## WORK TO BE COMPLETED
Which of the lines below holds the string "cube"? Copy every line that does.

________________________

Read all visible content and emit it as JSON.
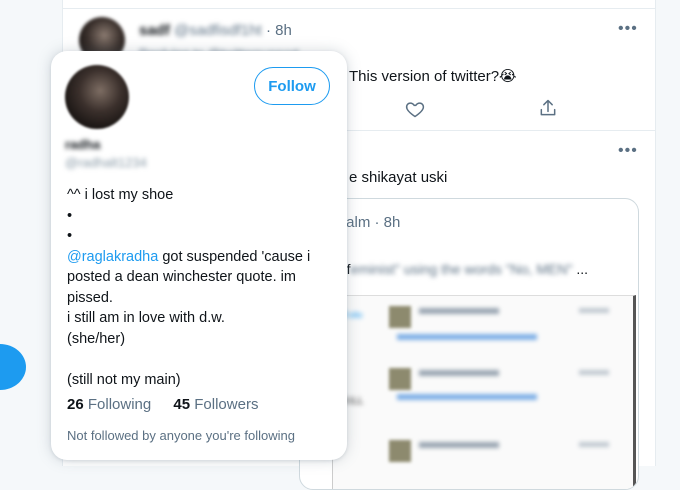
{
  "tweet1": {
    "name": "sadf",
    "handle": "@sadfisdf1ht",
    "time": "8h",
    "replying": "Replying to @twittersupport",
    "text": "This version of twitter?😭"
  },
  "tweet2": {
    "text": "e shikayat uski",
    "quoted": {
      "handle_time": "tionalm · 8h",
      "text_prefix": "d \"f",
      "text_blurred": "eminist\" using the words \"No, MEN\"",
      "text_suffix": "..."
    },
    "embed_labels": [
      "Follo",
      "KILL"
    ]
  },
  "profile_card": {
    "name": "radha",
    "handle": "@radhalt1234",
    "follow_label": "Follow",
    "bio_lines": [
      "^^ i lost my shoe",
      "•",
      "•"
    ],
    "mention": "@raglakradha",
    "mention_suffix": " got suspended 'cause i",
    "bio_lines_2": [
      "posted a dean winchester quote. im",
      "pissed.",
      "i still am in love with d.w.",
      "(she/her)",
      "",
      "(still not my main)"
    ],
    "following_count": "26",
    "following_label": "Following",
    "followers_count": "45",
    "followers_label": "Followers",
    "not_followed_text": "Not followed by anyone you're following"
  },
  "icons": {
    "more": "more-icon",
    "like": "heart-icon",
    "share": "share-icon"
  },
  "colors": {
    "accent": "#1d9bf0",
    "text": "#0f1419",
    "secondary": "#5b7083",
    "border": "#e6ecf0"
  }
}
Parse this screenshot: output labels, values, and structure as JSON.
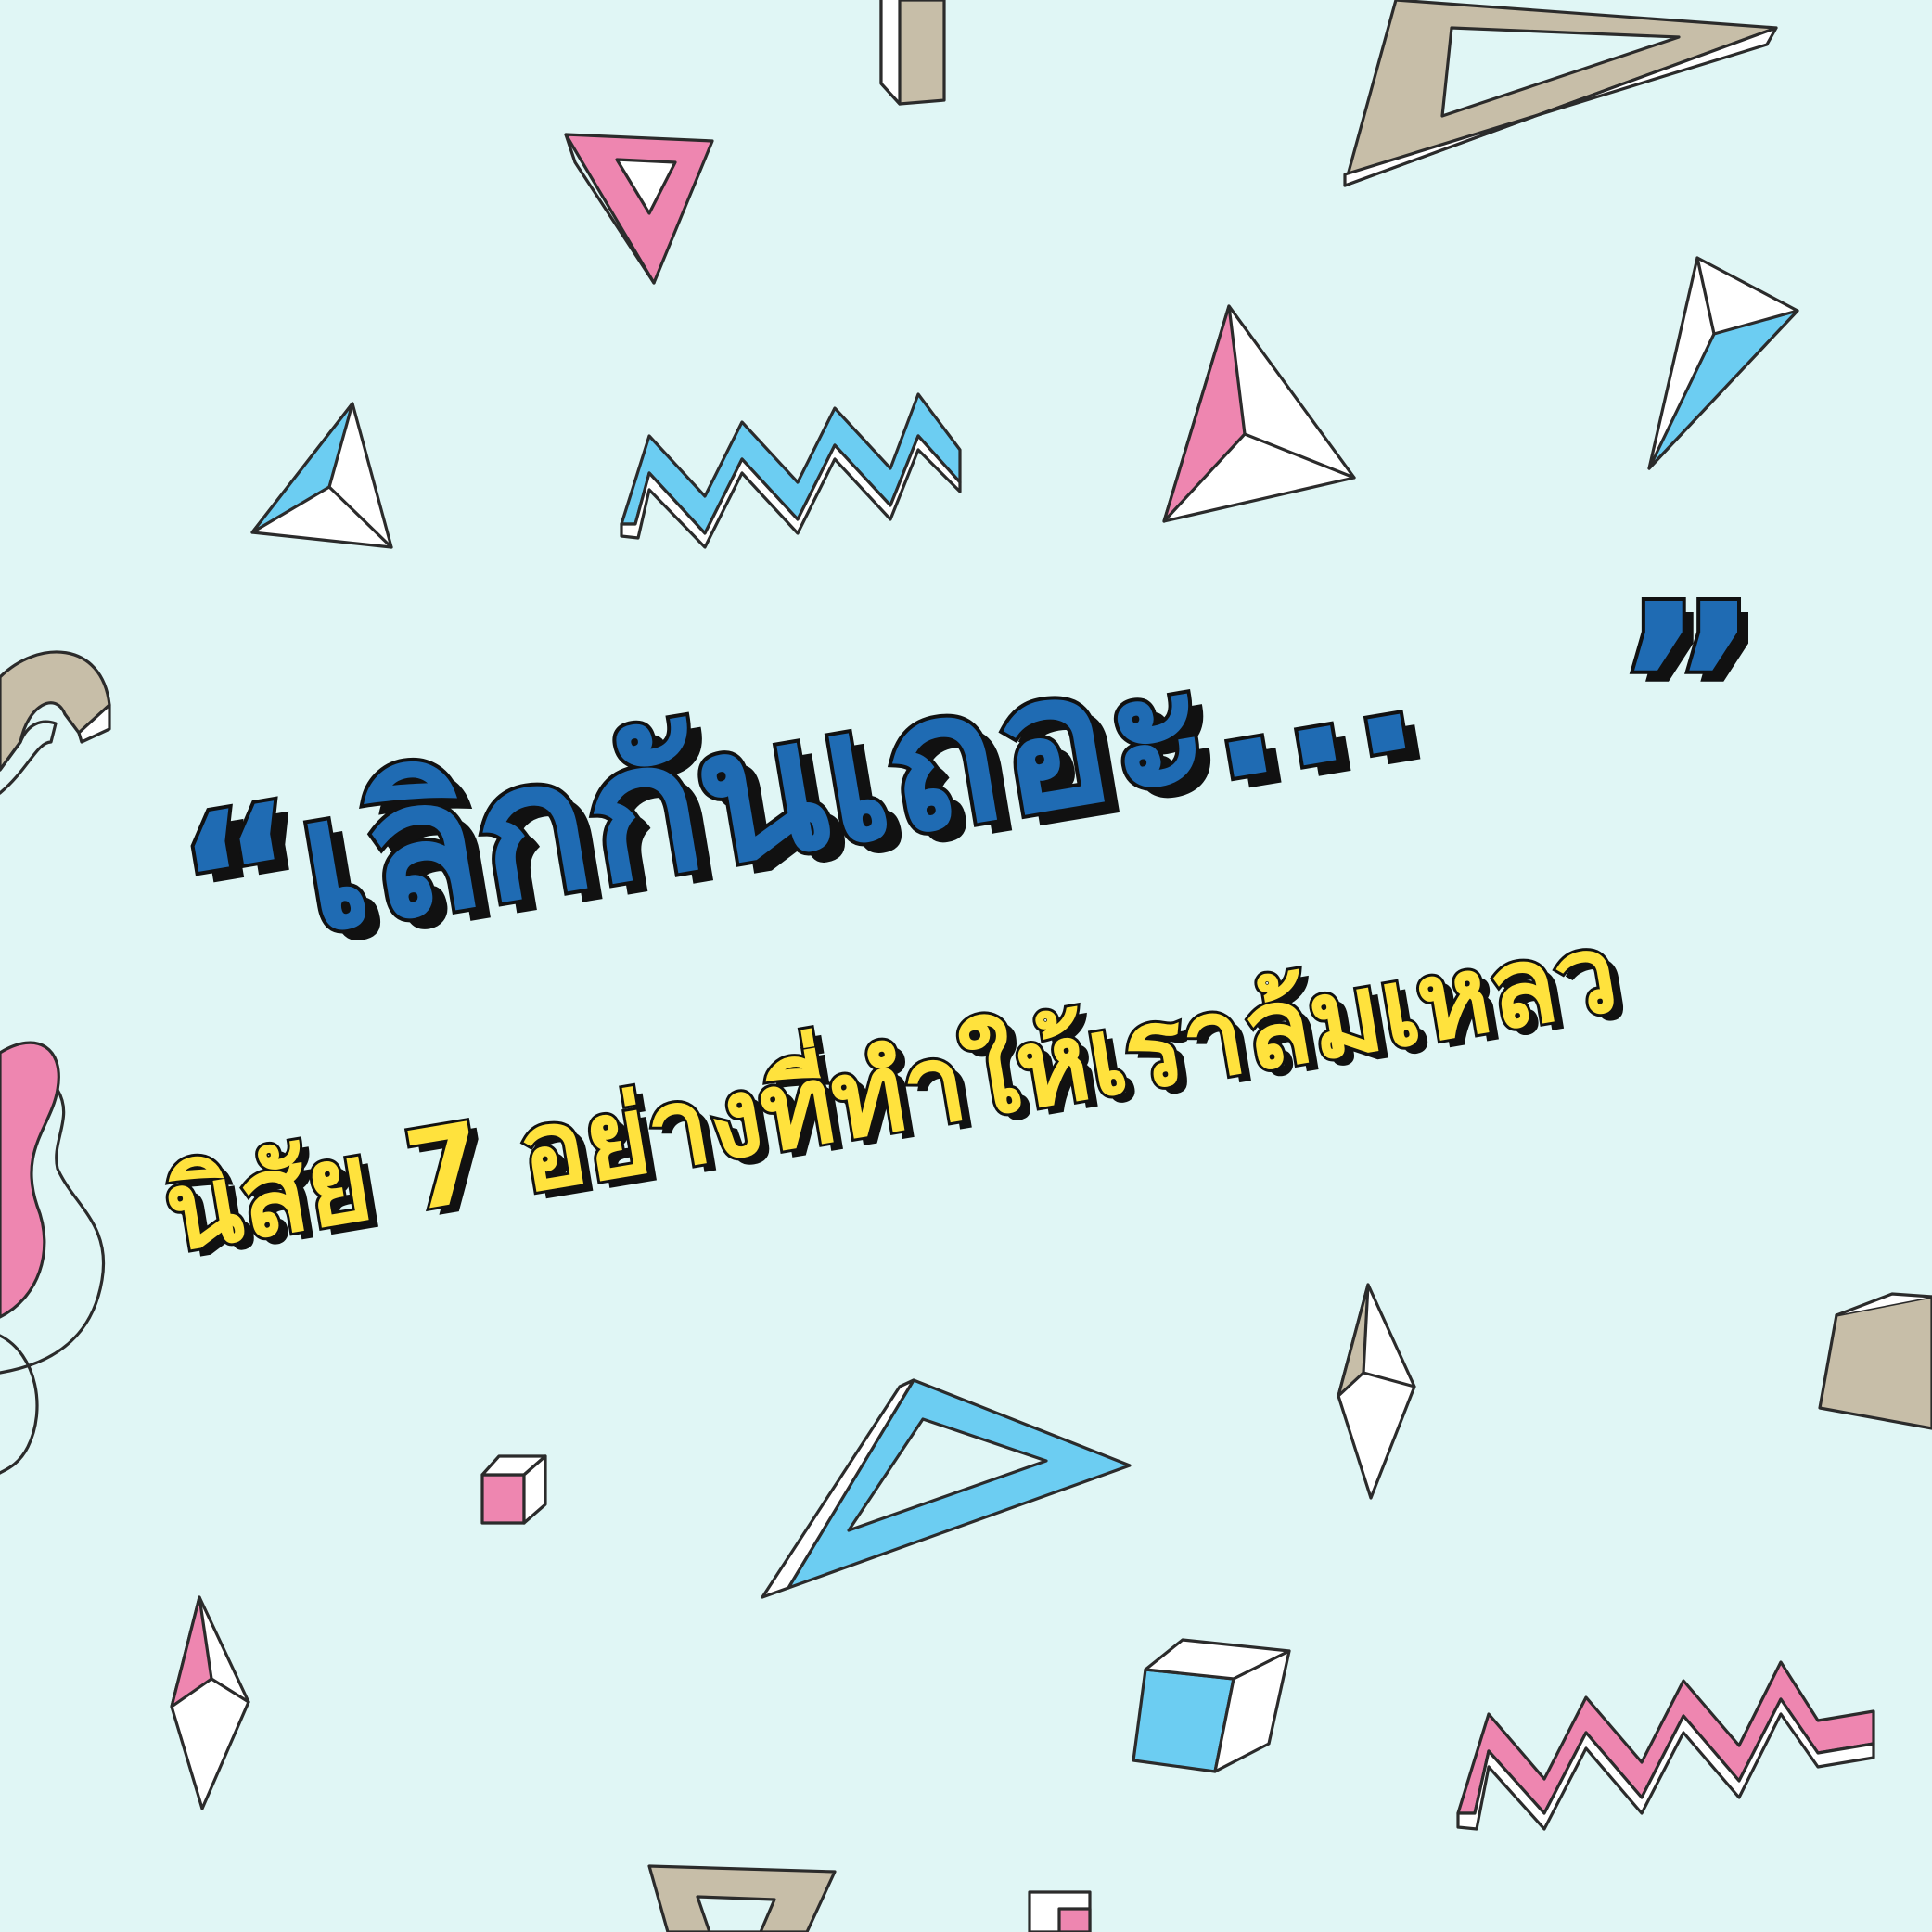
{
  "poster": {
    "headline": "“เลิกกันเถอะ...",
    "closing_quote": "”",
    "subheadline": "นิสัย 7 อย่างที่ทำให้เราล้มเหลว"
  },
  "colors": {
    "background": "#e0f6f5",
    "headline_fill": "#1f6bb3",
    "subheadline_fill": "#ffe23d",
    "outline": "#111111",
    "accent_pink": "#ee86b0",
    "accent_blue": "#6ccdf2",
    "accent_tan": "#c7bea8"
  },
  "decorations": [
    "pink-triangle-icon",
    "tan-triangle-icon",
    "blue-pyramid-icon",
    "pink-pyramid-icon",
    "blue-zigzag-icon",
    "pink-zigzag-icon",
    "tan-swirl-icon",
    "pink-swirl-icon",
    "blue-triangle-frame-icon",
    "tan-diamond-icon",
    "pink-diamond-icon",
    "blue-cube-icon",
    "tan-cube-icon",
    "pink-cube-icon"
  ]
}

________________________

## RESPONSE FOR THIS EXERCISE
    "blue-cube-icon",
    "tan-cube-icon",
    "pink-cube-icon"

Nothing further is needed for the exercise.